'''
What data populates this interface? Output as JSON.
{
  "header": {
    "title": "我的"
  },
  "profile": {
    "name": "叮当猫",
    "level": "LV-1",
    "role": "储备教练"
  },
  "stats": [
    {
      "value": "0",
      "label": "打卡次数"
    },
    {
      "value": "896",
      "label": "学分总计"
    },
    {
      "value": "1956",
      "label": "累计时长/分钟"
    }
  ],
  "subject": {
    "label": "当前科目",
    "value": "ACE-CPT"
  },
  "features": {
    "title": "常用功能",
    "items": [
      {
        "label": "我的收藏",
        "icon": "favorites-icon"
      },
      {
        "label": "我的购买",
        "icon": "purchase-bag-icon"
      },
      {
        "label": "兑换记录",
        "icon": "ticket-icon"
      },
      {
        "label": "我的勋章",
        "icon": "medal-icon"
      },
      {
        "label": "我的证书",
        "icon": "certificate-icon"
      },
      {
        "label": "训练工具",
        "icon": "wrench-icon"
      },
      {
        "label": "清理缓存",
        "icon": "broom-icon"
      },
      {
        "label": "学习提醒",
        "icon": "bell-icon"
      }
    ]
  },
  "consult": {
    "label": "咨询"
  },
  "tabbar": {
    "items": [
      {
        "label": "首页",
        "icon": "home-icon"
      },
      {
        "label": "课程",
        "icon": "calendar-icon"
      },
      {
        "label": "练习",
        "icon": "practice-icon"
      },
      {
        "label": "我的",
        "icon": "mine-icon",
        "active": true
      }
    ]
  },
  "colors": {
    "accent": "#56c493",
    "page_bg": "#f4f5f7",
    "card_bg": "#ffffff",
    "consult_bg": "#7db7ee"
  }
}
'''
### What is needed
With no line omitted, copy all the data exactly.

### Result for this exercise
What data populates this interface? Output as JSON.
{
  "header": {
    "title": "我的"
  },
  "profile": {
    "name": "叮当猫",
    "level": "LV-1",
    "role": "储备教练"
  },
  "stats": [
    {
      "value": "0",
      "label": "打卡次数"
    },
    {
      "value": "896",
      "label": "学分总计"
    },
    {
      "value": "1956",
      "label": "累计时长/分钟"
    }
  ],
  "subject": {
    "label": "当前科目",
    "value": "ACE-CPT"
  },
  "features": {
    "title": "常用功能",
    "items": [
      {
        "label": "我的收藏",
        "icon": "favorites-icon"
      },
      {
        "label": "我的购买",
        "icon": "purchase-bag-icon"
      },
      {
        "label": "兑换记录",
        "icon": "ticket-icon"
      },
      {
        "label": "我的勋章",
        "icon": "medal-icon"
      },
      {
        "label": "我的证书",
        "icon": "certificate-icon"
      },
      {
        "label": "训练工具",
        "icon": "wrench-icon"
      },
      {
        "label": "清理缓存",
        "icon": "broom-icon"
      },
      {
        "label": "学习提醒",
        "icon": "bell-icon"
      }
    ]
  },
  "consult": {
    "label": "咨询"
  },
  "tabbar": {
    "items": [
      {
        "label": "首页",
        "icon": "home-icon"
      },
      {
        "label": "课程",
        "icon": "calendar-icon"
      },
      {
        "label": "练习",
        "icon": "practice-icon"
      },
      {
        "label": "我的",
        "icon": "mine-icon",
        "active": true
      }
    ]
  },
  "colors": {
    "accent": "#56c493",
    "page_bg": "#f4f5f7",
    "card_bg": "#ffffff",
    "consult_bg": "#7db7ee"
  }
}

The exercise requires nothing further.